Below are some entries. Copy each line in them that holds "JSON".

────

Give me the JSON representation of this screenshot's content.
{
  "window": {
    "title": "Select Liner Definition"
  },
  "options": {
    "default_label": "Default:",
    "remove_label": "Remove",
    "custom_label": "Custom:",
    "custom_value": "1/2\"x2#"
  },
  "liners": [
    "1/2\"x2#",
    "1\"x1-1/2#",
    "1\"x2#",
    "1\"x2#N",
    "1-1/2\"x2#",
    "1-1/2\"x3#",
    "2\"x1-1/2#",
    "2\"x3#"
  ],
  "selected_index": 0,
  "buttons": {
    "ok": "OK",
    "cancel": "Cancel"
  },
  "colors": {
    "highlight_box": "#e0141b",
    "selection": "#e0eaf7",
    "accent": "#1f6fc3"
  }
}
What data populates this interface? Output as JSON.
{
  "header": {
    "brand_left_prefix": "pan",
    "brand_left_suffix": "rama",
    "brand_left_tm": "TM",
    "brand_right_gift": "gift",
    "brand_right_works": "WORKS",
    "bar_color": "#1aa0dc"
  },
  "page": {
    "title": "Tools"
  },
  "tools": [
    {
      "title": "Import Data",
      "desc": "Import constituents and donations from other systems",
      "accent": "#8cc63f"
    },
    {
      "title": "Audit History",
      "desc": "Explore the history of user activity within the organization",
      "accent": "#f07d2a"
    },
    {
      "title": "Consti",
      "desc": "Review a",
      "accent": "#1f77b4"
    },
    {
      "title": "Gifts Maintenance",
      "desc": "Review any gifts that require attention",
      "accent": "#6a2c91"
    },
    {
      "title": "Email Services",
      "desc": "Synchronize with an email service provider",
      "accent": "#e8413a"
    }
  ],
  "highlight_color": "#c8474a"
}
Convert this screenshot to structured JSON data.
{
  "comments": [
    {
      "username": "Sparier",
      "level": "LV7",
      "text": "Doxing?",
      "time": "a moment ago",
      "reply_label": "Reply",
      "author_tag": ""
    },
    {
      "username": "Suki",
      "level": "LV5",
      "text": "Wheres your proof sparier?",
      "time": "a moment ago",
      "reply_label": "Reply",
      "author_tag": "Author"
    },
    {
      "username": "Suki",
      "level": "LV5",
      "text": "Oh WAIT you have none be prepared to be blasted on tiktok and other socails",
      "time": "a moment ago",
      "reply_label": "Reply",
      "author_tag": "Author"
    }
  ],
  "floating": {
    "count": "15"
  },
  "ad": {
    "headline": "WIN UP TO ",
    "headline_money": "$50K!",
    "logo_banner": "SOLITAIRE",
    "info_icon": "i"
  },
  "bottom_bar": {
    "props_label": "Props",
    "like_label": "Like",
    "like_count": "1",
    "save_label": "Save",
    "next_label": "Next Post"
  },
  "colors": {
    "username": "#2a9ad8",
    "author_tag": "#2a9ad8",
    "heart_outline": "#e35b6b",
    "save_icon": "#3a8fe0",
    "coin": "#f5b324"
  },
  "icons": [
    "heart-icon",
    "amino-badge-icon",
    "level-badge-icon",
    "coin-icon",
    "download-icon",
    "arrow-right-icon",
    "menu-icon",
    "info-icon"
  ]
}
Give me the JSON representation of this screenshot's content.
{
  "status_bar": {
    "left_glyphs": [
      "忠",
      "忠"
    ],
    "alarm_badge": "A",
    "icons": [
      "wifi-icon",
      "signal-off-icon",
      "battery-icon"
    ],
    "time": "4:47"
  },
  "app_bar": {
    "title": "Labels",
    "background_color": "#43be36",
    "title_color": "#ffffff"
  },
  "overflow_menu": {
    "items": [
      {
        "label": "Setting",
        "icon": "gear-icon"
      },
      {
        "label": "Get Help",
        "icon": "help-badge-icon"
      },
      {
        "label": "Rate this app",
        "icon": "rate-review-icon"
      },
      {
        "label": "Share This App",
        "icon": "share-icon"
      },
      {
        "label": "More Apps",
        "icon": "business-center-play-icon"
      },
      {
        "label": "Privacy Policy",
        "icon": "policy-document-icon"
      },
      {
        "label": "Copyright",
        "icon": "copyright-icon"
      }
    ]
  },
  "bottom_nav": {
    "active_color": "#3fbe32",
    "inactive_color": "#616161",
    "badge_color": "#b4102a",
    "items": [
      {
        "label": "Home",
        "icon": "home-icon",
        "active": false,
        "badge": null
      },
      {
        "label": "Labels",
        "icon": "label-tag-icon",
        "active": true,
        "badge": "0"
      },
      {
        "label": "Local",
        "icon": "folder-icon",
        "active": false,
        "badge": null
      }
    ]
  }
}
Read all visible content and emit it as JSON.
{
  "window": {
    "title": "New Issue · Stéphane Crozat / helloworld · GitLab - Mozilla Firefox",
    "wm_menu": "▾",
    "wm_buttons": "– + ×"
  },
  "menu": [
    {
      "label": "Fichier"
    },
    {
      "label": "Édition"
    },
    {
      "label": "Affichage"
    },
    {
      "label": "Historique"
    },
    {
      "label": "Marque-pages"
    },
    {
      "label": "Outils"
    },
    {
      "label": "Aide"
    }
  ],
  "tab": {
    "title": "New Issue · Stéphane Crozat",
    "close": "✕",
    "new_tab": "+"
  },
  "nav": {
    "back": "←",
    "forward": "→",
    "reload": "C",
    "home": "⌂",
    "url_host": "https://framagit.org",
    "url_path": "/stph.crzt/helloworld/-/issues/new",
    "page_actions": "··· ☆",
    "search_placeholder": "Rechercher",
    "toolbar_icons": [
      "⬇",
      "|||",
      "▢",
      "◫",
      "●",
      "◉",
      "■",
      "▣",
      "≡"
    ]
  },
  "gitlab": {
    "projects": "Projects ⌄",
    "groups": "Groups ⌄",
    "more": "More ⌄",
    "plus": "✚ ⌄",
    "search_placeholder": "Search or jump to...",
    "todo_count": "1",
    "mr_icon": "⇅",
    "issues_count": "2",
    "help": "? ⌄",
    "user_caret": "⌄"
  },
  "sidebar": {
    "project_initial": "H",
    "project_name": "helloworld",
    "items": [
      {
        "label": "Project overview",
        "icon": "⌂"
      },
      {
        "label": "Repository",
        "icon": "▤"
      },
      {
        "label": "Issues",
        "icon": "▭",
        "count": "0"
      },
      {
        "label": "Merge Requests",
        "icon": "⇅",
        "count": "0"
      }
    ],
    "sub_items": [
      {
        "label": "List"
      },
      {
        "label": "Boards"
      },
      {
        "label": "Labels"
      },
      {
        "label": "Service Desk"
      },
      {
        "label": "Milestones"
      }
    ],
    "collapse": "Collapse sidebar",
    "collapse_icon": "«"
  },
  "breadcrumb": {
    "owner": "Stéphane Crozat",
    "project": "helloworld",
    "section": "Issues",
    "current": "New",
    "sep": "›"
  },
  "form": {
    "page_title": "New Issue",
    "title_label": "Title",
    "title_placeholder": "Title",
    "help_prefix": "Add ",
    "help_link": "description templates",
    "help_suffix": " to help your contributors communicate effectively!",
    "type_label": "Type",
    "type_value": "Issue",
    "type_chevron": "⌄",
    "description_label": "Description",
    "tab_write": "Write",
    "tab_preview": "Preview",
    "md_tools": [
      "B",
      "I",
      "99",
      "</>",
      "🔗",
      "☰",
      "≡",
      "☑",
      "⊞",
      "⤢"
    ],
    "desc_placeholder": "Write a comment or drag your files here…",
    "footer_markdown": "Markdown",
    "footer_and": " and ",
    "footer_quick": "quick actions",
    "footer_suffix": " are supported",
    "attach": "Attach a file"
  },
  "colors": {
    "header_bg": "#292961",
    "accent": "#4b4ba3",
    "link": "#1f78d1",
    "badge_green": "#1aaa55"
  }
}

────

• [Task response]
Give me the JSON representation of this screenshot's content.
What data populates this interface? Output as JSON.
Convert this screenshot to structured JSON data.
Give me the JSON representation of this screenshot's content.
Read all visible content and emit it as JSON.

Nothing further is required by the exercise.